▶ _Supplied material_
────────

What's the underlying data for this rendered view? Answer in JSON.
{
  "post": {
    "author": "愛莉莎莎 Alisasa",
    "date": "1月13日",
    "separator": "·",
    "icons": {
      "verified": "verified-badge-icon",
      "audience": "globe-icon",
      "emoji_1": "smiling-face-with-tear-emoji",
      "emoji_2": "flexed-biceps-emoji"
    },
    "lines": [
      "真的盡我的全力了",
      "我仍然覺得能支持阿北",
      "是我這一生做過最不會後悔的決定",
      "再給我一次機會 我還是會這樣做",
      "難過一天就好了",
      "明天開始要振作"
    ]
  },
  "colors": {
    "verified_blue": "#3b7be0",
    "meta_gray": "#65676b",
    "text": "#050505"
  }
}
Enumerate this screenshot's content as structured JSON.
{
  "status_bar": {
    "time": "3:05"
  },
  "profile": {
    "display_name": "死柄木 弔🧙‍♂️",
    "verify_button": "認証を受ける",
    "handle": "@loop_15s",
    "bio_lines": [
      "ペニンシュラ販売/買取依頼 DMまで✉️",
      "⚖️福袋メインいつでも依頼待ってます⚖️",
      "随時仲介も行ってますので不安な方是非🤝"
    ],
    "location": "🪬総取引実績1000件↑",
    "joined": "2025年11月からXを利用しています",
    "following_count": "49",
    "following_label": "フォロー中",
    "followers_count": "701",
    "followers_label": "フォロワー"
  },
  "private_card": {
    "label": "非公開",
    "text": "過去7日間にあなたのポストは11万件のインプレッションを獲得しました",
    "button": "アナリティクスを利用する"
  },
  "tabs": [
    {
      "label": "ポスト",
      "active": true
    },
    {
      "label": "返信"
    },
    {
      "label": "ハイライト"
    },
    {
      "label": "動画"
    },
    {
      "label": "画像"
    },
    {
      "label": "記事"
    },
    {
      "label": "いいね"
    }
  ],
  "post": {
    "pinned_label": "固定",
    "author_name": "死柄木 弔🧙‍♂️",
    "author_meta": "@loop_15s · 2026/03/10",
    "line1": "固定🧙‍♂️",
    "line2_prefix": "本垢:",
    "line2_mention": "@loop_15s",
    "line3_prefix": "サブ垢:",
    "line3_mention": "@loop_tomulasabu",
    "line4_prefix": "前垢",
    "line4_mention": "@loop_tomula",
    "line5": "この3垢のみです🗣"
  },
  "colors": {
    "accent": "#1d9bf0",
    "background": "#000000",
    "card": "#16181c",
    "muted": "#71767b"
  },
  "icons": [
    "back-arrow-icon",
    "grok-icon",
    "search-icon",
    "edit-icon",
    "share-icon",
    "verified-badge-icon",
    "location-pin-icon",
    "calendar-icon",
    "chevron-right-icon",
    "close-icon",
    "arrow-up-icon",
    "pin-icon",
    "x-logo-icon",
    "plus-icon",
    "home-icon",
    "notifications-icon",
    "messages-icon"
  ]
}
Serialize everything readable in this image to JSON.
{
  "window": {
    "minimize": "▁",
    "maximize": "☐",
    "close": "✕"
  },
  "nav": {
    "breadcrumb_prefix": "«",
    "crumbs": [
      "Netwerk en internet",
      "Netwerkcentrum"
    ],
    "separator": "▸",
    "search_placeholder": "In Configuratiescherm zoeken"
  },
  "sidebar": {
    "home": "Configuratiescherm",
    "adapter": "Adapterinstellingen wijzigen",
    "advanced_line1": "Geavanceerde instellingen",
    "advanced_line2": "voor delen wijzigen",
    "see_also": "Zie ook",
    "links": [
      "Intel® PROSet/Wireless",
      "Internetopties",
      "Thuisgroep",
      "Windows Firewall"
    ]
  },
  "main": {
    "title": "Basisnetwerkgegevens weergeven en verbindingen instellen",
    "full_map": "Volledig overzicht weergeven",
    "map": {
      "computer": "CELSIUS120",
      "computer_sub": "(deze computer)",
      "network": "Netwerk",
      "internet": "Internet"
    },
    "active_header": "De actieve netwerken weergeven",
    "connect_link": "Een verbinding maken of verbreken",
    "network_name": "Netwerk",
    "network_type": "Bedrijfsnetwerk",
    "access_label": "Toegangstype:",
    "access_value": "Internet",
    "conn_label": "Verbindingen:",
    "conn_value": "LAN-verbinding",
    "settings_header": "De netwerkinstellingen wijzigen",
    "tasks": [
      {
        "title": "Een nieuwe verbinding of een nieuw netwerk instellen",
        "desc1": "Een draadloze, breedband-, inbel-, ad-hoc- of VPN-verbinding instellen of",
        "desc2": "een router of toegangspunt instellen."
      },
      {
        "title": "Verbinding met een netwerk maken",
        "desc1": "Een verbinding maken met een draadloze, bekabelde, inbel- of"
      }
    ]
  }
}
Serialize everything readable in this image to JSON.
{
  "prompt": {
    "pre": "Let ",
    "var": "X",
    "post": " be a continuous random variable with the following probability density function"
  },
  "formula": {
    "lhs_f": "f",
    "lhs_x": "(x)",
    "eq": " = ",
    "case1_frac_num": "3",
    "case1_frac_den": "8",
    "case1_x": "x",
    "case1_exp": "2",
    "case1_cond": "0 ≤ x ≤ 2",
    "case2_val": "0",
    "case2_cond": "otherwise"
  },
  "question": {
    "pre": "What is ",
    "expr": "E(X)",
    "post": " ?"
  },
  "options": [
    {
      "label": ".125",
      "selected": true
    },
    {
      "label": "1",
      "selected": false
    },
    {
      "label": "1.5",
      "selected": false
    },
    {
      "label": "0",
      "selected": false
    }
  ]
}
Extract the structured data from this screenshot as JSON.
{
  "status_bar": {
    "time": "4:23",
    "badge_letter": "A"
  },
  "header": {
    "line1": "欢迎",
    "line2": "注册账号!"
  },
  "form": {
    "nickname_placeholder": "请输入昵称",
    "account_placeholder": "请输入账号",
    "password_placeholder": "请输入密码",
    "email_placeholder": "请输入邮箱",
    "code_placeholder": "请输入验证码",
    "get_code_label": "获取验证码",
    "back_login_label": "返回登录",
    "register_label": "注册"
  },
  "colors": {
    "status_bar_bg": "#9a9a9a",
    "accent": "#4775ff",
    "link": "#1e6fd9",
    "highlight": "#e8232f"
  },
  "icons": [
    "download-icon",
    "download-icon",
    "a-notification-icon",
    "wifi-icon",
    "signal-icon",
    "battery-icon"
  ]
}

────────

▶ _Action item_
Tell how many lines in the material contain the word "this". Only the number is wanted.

▶ _Solution_
5